→ What you should do: Restate the following records word for word without images.

→ Entries supplied:
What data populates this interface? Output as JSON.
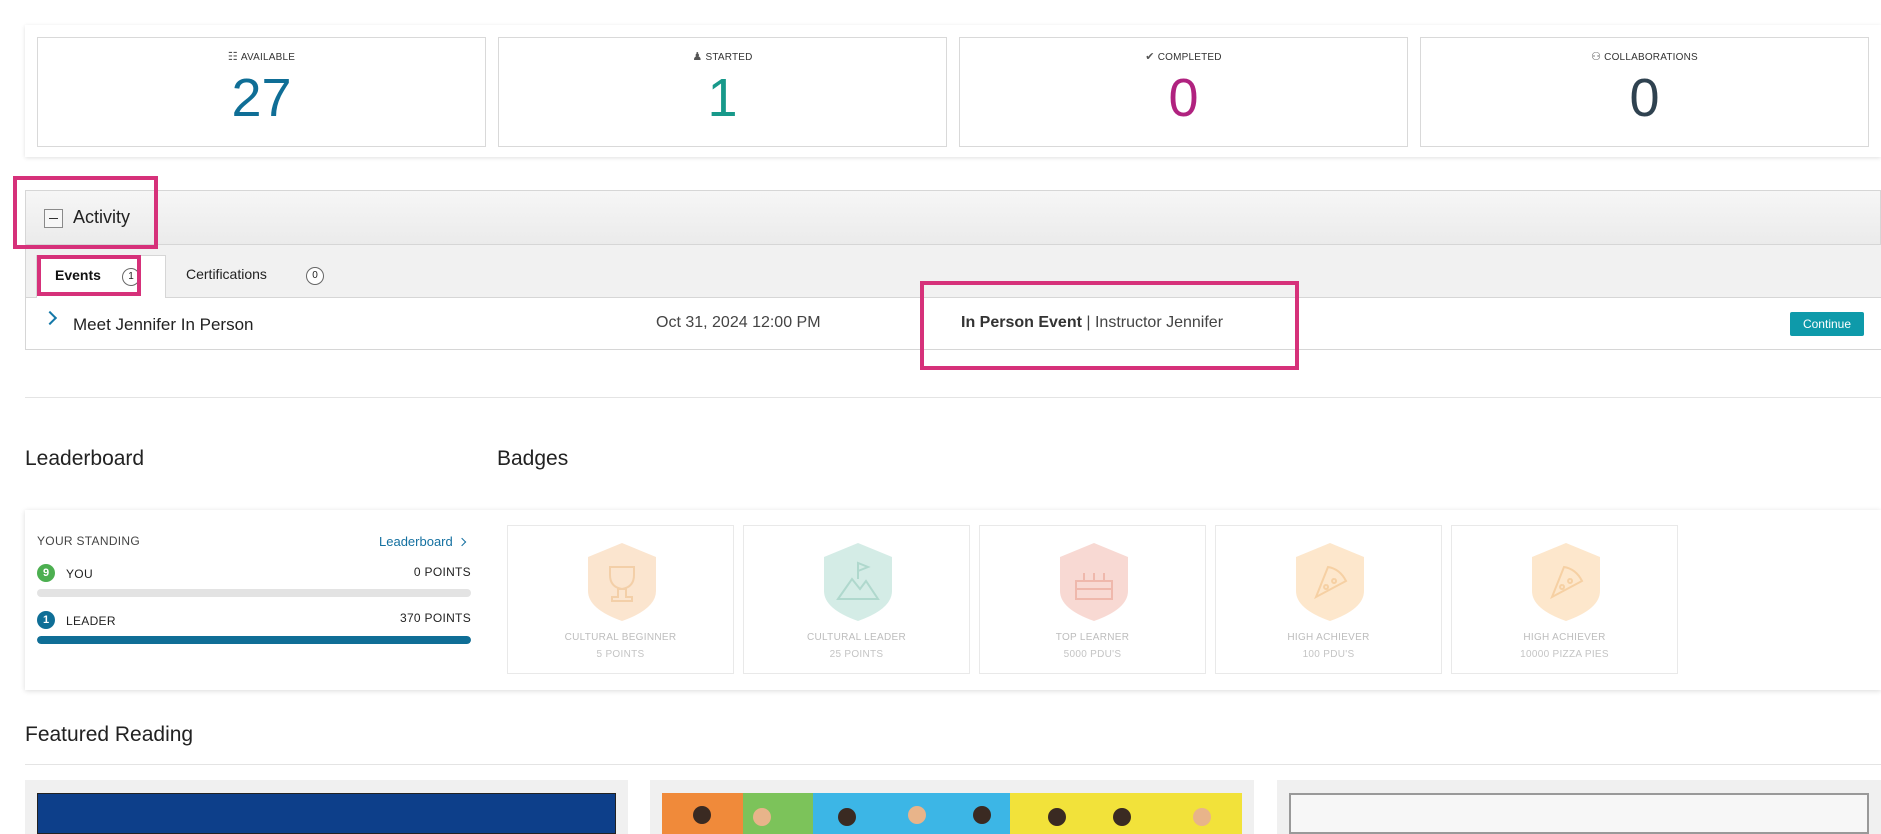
{
  "stats": [
    {
      "icon": "book-icon",
      "glyph": "☷",
      "label": "AVAILABLE",
      "value": "27",
      "color": "#0f6e96"
    },
    {
      "icon": "learners-icon",
      "glyph": "♟",
      "label": "STARTED",
      "value": "1",
      "color": "#17998a"
    },
    {
      "icon": "check-icon",
      "glyph": "✔",
      "label": "COMPLETED",
      "value": "0",
      "color": "#b0227f"
    },
    {
      "icon": "people-icon",
      "glyph": "⚇",
      "label": "COLLABORATIONS",
      "value": "0",
      "color": "#2f4250"
    }
  ],
  "activity": {
    "title": "Activity",
    "tabs": [
      {
        "label": "Events",
        "count": "1",
        "active": true
      },
      {
        "label": "Certifications",
        "count": "0",
        "active": false
      }
    ],
    "events": [
      {
        "title": "Meet Jennifer In Person",
        "date": "Oct 31, 2024 12:00 PM",
        "type_bold": "In Person Event",
        "type_sep": " | ",
        "type_rest": "Instructor Jennifer",
        "action": "Continue"
      }
    ]
  },
  "leaderboard": {
    "heading": "Leaderboard",
    "standing_label": "YOUR STANDING",
    "link_label": "Leaderboard",
    "rows": [
      {
        "rank": "9",
        "name": "YOU",
        "points": "0 POINTS",
        "progress": 0.0,
        "color": "#4caf50"
      },
      {
        "rank": "1",
        "name": "LEADER",
        "points": "370 POINTS",
        "progress": 1.0,
        "color": "#0f6e96"
      }
    ]
  },
  "badges": {
    "heading": "Badges",
    "items": [
      {
        "name": "CULTURAL BEGINNER",
        "sub": "5 POINTS",
        "icon": "trophy-icon",
        "glyph": "🏆",
        "color": "#fbe5cf"
      },
      {
        "name": "CULTURAL LEADER",
        "sub": "25 POINTS",
        "icon": "mountain-flag-icon",
        "glyph": "⛰",
        "color": "#d4ece6"
      },
      {
        "name": "TOP LEARNER",
        "sub": "5000 PDU'S",
        "icon": "cake-icon",
        "glyph": "🎂",
        "color": "#f8d9d3"
      },
      {
        "name": "HIGH ACHIEVER",
        "sub": "100 PDU'S",
        "icon": "pizza-icon",
        "glyph": "🍕",
        "color": "#fde7cc"
      },
      {
        "name": "HIGH ACHIEVER",
        "sub": "10000 PIZZA PIES",
        "icon": "pizza-icon",
        "glyph": "🍕",
        "color": "#fde7cc"
      }
    ]
  },
  "featured_reading": {
    "heading": "Featured Reading"
  }
}
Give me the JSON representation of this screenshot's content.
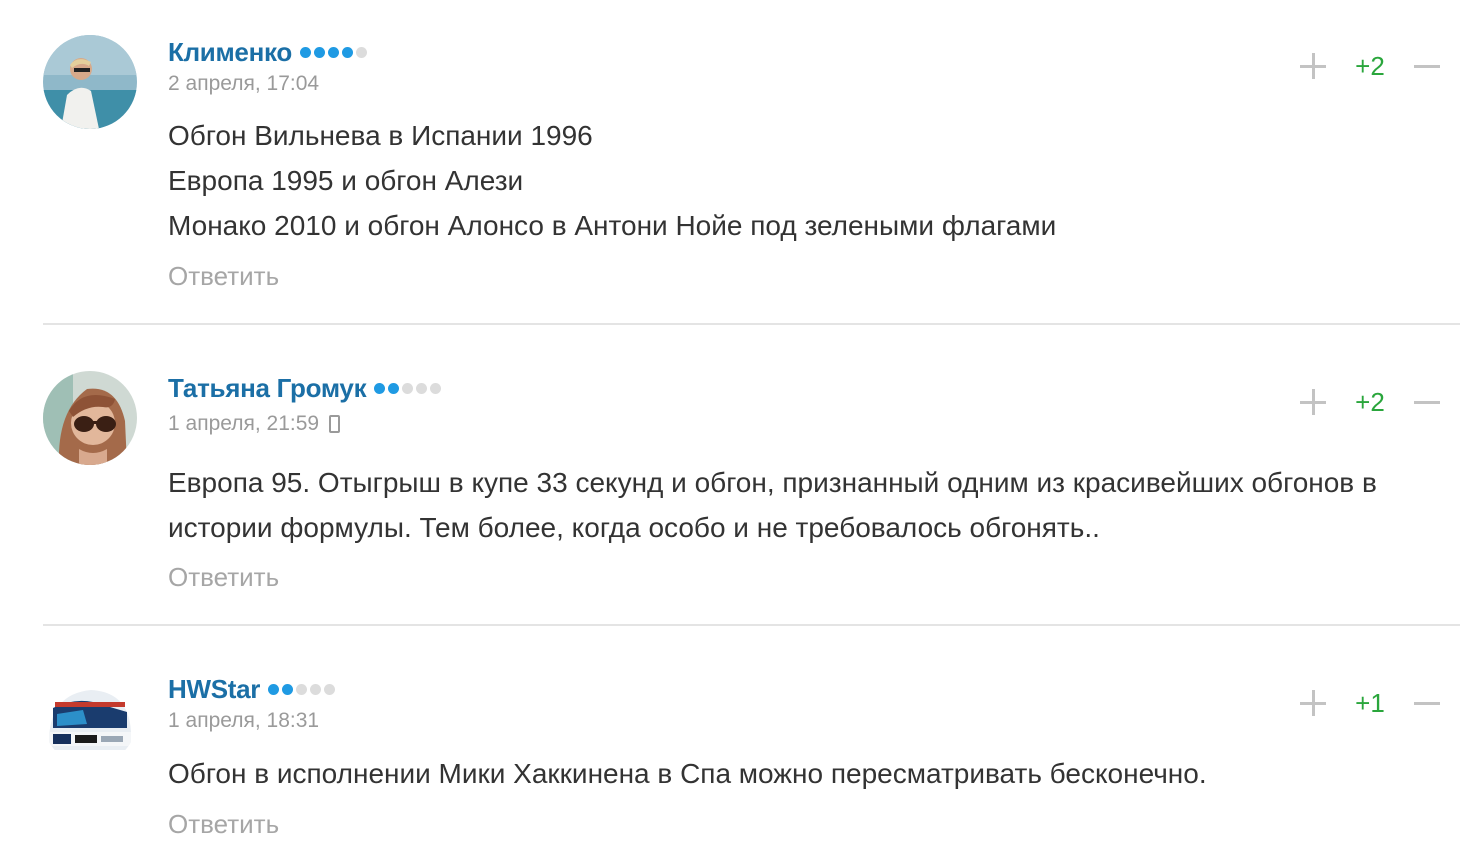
{
  "colors": {
    "author": "#1b6fa6",
    "rank_active": "#1f9ae3",
    "rank_inactive": "#dcdcdc",
    "score_positive": "#2aa63c",
    "meta": "#9a9a9a",
    "text": "#333333"
  },
  "comments": [
    {
      "author": "Клименко",
      "rank_level": 4,
      "rank_max": 5,
      "date": "2 апреля, 17:04",
      "mobile": false,
      "lines": [
        "Обгон Вильнева в Испании 1996",
        "Европа 1995 и обгон Алези",
        "Монако 2010 и обгон Алонсо в Антони Нойе под зелеными флагами"
      ],
      "score": "+2",
      "reply_label": "Ответить"
    },
    {
      "author": "Татьяна Громук",
      "rank_level": 2,
      "rank_max": 5,
      "date": "1 апреля, 21:59",
      "mobile": true,
      "mobile_icon": "phone-icon",
      "lines": [
        "Европа 95. Отыгрыш в купе 33 секунд и обгон, признанный одним из красивейших обгонов в истории формулы. Тем более, когда особо и не требовалось обгонять.."
      ],
      "score": "+2",
      "reply_label": "Ответить"
    },
    {
      "author": "HWStar",
      "rank_level": 2,
      "rank_max": 5,
      "date": "1 апреля, 18:31",
      "mobile": false,
      "lines": [
        "Обгон в исполнении Мики Хаккинена в Спа можно пересматривать бесконечно."
      ],
      "score": "+1",
      "reply_label": "Ответить"
    }
  ]
}
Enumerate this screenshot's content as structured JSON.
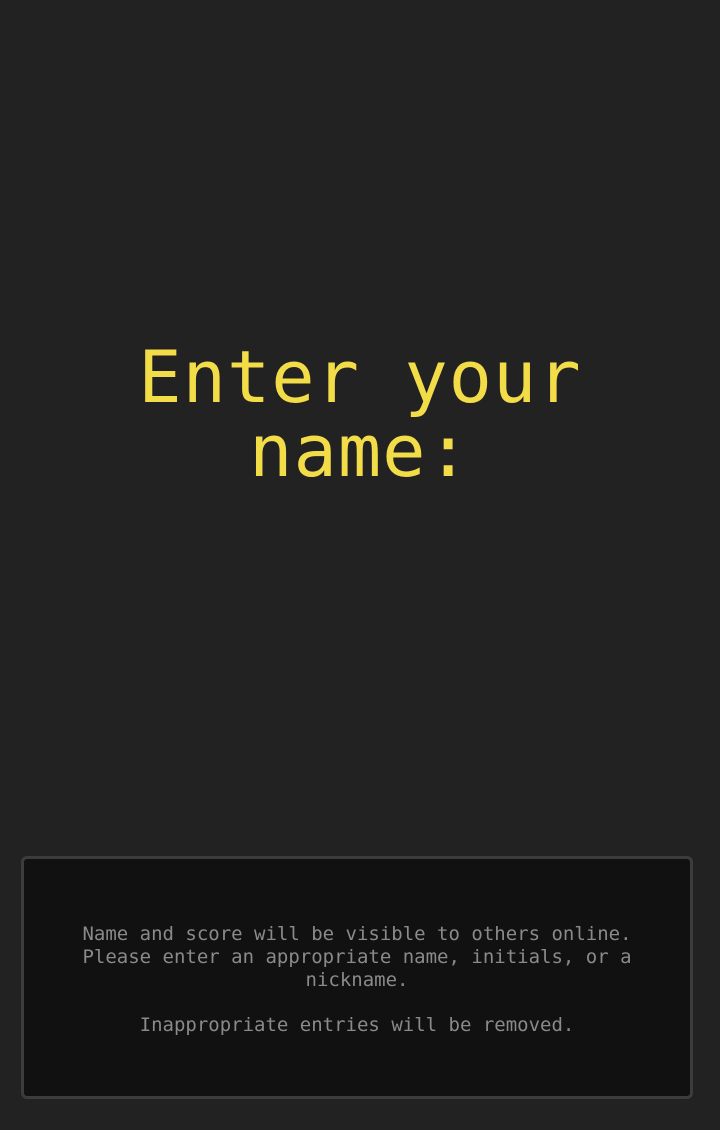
{
  "prompt": {
    "line1": "Enter your",
    "line2": "name:"
  },
  "notice": {
    "message": "Name and score will be visible to others online. Please enter an appropriate name, initials, or a nickname.",
    "warning": "Inappropriate entries will be removed."
  },
  "colors": {
    "background": "#222222",
    "prompt_text": "#f2dc48",
    "notice_background": "#111111",
    "notice_border": "#3c3c3c",
    "notice_text": "#8a8a8a"
  }
}
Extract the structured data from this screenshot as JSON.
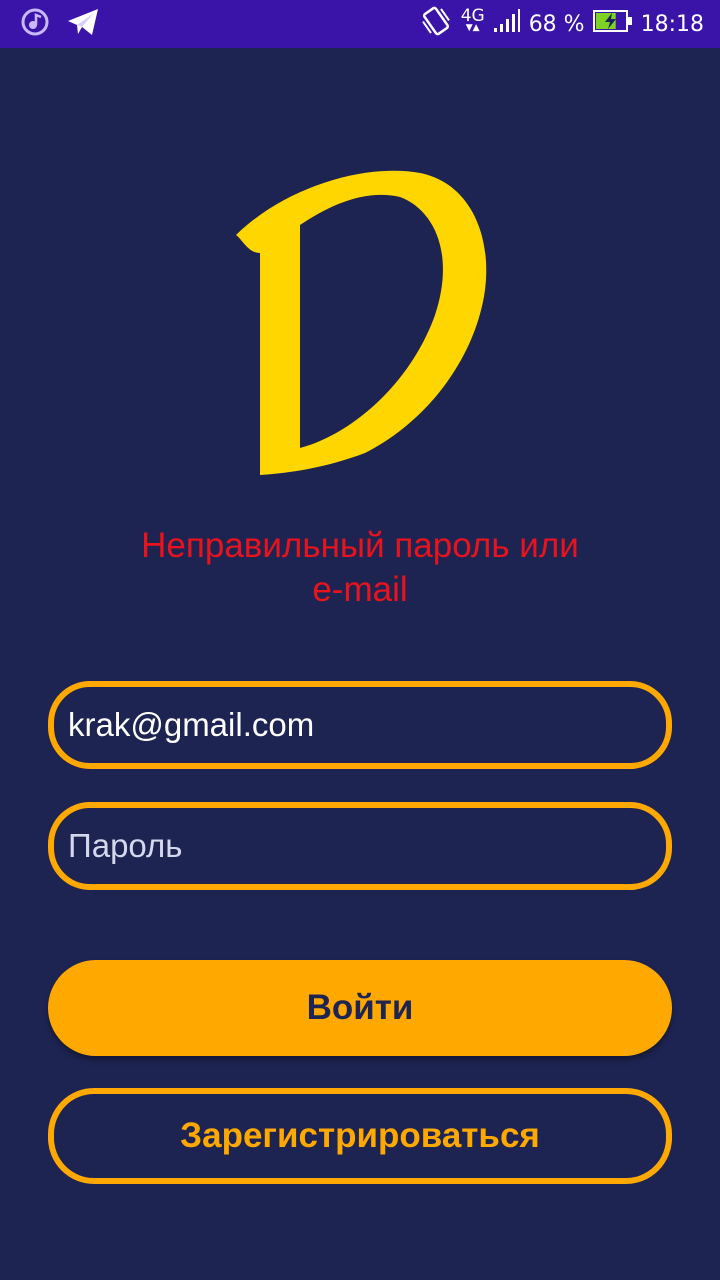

→ Finished exercise:
What data populates this interface? Output as JSON.
{
  "stats": [
    {
      "icon": "book-icon",
      "glyph": "☷",
      "label": "AVAILABLE",
      "value": "27",
      "color": "#0f6e96"
    },
    {
      "icon": "learners-icon",
      "glyph": "♟",
      "label": "STARTED",
      "value": "1",
      "color": "#17998a"
    },
    {
      "icon": "check-icon",
      "glyph": "✔",
      "label": "COMPLETED",
      "value": "0",
      "color": "#b0227f"
    },
    {
      "icon": "people-icon",
      "glyph": "⚇",
      "label": "COLLABORATIONS",
      "value": "0",
      "color": "#2f4250"
    }
  ],
  "activity": {
    "title": "Activity",
    "tabs": [
      {
        "label": "Events",
        "count": "1",
        "active": true
      },
      {
        "label": "Certifications",
        "count": "0",
        "active": false
      }
    ],
    "events": [
      {
        "title": "Meet Jennifer In Person",
        "date": "Oct 31, 2024 12:00 PM",
        "type_bold": "In Person Event",
        "type_sep": " | ",
        "type_rest": "Instructor Jennifer",
        "action": "Continue"
      }
    ]
  },
  "leaderboard": {
    "heading": "Leaderboard",
    "standing_label": "YOUR STANDING",
    "link_label": "Leaderboard",
    "rows": [
      {
        "rank": "9",
        "name": "YOU",
        "points": "0 POINTS",
        "progress": 0.0,
        "color": "#4caf50"
      },
      {
        "rank": "1",
        "name": "LEADER",
        "points": "370 POINTS",
        "progress": 1.0,
        "color": "#0f6e96"
      }
    ]
  },
  "badges": {
    "heading": "Badges",
    "items": [
      {
        "name": "CULTURAL BEGINNER",
        "sub": "5 POINTS",
        "icon": "trophy-icon",
        "glyph": "🏆",
        "color": "#fbe5cf"
      },
      {
        "name": "CULTURAL LEADER",
        "sub": "25 POINTS",
        "icon": "mountain-flag-icon",
        "glyph": "⛰",
        "color": "#d4ece6"
      },
      {
        "name": "TOP LEARNER",
        "sub": "5000 PDU'S",
        "icon": "cake-icon",
        "glyph": "🎂",
        "color": "#f8d9d3"
      },
      {
        "name": "HIGH ACHIEVER",
        "sub": "100 PDU'S",
        "icon": "pizza-icon",
        "glyph": "🍕",
        "color": "#fde7cc"
      },
      {
        "name": "HIGH ACHIEVER",
        "sub": "10000 PIZZA PIES",
        "icon": "pizza-icon",
        "glyph": "🍕",
        "color": "#fde7cc"
      }
    ]
  },
  "featured_reading": {
    "heading": "Featured Reading"
  }
}
Give me the JSON representation of this screenshot's content.
{
  "colors": {
    "author": "#1b6fa6",
    "rank_active": "#1f9ae3",
    "rank_inactive": "#dcdcdc",
    "score_positive": "#2aa63c",
    "meta": "#9a9a9a",
    "text": "#333333"
  },
  "comments": [
    {
      "author": "Клименко",
      "rank_level": 4,
      "rank_max": 5,
      "date": "2 апреля, 17:04",
      "mobile": false,
      "lines": [
        "Обгон Вильнева в Испании 1996",
        "Европа 1995 и обгон Алези",
        "Монако 2010 и обгон Алонсо в Антони Нойе под зелеными флагами"
      ],
      "score": "+2",
      "reply_label": "Ответить"
    },
    {
      "author": "Татьяна Громук",
      "rank_level": 2,
      "rank_max": 5,
      "date": "1 апреля, 21:59",
      "mobile": true,
      "mobile_icon": "phone-icon",
      "lines": [
        "Европа 95. Отыгрыш в купе 33 секунд и обгон, признанный одним из красивейших обгонов в истории формулы. Тем более, когда особо и не требовалось обгонять.."
      ],
      "score": "+2",
      "reply_label": "Ответить"
    },
    {
      "author": "HWStar",
      "rank_level": 2,
      "rank_max": 5,
      "date": "1 апреля, 18:31",
      "mobile": false,
      "lines": [
        "Обгон в исполнении Мики Хаккинена в Спа можно пересматривать бесконечно."
      ],
      "score": "+1",
      "reply_label": "Ответить"
    }
  ]
}
Enumerate this screenshot's content as structured JSON.
{
  "prompt": {
    "line1": "Enter your",
    "line2": "name:"
  },
  "notice": {
    "message": "Name and score will be visible to others online. Please enter an appropriate name, initials, or a nickname.",
    "warning": "Inappropriate entries will be removed."
  },
  "colors": {
    "background": "#222222",
    "prompt_text": "#f2dc48",
    "notice_background": "#111111",
    "notice_border": "#3c3c3c",
    "notice_text": "#8a8a8a"
  }
}
Extract the structured data from this screenshot as JSON.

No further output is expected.